Interesting analogy by ONE MILE AT A TIME…
“Let’s assume that by 52,000 tickets they mean 52,000 one-way tickets. LEVEL A330-200s have a total of 314 seats. That means that on day one they sold out 165+ planes. They’ll eventually operate 10 weekly frequencies in each direction across their four routes, or a total of 20 weekly frequencies roundtrip. That means that on day one they sold out every single flight for over eight weeks. As of now they’re only selling tickets through mid-October, which would mean that they’ve sold nearly half of all seats on day one.”
I don’t buy into that logic – the aircraft has 314 seats, being 293 economy and 21 premium.

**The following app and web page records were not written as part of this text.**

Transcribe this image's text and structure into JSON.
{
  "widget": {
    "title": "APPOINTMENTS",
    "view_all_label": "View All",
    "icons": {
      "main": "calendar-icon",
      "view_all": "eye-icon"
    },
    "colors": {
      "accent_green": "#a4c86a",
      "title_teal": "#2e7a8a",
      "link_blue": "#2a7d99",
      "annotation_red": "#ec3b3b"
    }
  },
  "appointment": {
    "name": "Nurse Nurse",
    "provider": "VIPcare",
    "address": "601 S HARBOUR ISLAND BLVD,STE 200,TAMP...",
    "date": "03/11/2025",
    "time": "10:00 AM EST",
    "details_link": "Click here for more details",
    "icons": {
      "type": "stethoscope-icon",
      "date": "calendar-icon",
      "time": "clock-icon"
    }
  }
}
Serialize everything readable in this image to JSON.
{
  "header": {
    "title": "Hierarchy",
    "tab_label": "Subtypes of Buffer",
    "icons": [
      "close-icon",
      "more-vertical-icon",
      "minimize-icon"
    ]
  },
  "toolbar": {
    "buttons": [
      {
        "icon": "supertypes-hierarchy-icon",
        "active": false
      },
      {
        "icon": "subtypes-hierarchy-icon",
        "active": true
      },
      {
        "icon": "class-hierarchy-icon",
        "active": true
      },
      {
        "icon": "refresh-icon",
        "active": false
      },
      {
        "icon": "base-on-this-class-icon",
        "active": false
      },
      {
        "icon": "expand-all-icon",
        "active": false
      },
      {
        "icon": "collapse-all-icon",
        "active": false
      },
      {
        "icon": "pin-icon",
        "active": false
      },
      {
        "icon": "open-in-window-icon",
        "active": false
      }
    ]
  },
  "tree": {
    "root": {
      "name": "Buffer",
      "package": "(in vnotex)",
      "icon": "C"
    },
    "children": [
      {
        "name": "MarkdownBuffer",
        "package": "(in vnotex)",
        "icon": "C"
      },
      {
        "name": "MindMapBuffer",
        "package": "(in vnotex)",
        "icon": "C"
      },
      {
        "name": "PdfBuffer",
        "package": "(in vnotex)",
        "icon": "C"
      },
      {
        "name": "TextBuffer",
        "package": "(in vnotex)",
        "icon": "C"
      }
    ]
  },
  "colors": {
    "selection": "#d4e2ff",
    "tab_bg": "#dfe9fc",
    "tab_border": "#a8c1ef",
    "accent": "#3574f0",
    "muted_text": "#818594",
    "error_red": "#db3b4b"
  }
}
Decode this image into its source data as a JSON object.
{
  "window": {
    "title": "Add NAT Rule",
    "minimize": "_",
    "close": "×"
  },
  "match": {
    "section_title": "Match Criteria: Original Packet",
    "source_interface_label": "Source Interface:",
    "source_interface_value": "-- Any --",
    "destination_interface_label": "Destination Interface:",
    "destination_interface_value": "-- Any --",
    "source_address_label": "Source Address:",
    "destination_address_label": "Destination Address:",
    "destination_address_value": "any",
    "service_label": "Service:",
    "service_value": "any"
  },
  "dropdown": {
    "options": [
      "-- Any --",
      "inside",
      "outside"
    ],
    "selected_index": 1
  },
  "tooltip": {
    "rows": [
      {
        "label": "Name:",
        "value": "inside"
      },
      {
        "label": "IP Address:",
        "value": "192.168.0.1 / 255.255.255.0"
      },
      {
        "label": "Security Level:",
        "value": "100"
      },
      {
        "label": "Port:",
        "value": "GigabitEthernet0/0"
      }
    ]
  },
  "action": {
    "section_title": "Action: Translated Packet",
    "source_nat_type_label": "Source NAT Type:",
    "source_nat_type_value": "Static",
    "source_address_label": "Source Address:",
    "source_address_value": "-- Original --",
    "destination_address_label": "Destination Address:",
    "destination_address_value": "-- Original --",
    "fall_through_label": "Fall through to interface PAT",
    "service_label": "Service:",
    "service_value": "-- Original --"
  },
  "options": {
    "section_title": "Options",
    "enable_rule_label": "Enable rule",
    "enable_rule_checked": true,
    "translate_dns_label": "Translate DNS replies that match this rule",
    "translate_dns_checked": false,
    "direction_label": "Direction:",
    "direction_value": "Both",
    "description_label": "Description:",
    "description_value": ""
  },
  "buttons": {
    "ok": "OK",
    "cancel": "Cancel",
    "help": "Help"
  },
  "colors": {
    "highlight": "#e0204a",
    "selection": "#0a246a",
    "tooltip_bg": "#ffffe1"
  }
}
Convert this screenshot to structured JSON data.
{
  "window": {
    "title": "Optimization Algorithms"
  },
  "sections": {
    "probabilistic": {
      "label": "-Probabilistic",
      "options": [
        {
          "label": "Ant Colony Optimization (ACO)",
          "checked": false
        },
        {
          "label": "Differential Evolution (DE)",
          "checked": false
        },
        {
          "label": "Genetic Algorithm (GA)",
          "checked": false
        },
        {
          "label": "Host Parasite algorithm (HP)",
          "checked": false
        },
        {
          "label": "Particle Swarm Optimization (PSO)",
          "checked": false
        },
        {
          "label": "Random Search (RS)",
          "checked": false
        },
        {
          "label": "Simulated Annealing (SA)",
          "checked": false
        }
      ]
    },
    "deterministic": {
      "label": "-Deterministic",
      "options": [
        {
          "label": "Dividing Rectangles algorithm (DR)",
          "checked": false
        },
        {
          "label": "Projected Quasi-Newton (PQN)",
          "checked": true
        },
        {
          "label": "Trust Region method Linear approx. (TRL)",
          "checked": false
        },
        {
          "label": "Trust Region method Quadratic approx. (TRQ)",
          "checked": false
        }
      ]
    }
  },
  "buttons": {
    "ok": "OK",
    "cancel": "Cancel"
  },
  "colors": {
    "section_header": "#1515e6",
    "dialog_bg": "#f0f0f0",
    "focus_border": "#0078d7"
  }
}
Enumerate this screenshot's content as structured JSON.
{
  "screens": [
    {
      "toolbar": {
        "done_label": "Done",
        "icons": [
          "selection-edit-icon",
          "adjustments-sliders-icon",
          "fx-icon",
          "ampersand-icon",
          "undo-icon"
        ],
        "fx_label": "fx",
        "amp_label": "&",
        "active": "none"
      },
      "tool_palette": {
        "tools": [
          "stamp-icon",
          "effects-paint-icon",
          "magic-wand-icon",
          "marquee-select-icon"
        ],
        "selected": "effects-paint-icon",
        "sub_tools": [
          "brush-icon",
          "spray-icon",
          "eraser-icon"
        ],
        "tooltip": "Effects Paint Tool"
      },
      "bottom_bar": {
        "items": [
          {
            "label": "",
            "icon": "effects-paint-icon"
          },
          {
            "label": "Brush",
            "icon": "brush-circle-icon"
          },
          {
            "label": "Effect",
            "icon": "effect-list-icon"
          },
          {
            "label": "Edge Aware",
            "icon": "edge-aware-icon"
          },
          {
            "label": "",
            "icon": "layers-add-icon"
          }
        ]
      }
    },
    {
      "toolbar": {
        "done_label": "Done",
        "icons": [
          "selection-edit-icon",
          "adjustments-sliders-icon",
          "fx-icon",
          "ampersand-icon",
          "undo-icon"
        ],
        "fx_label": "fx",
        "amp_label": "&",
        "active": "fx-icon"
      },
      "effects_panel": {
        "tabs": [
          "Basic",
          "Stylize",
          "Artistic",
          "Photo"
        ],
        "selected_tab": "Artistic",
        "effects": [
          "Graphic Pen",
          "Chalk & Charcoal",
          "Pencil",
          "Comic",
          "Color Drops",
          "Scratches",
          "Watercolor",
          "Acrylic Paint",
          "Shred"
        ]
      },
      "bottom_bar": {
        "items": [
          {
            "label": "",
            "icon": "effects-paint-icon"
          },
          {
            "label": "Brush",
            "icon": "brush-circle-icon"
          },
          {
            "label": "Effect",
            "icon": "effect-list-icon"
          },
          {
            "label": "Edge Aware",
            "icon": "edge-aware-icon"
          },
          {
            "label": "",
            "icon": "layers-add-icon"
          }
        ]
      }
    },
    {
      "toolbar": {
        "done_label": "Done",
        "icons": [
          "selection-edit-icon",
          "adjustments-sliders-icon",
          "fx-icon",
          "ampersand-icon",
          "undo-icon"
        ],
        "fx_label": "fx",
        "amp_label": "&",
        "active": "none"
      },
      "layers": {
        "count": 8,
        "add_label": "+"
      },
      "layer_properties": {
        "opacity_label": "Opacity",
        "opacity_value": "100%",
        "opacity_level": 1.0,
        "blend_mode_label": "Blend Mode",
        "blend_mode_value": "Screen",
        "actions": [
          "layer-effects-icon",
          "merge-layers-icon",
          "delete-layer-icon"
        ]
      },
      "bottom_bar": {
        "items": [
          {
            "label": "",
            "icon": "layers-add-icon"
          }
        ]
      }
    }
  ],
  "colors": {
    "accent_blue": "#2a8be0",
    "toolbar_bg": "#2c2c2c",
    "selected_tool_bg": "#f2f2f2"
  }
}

How many premium seats will have been sold? (I doubt all and these seats will be significant to profitability.
Not all Y seats will have been offered at low fares and once again, this will be important to profitability. How many higher priced Y tickets ahve been sold?
As RFerguson said, a quick paint job and the 330s can go back into Iberia mainline service – so IAG is taking a prudent approach to testing the water, whilst at the same time giving Norwegian a bit of pain.
For me, the jury is out.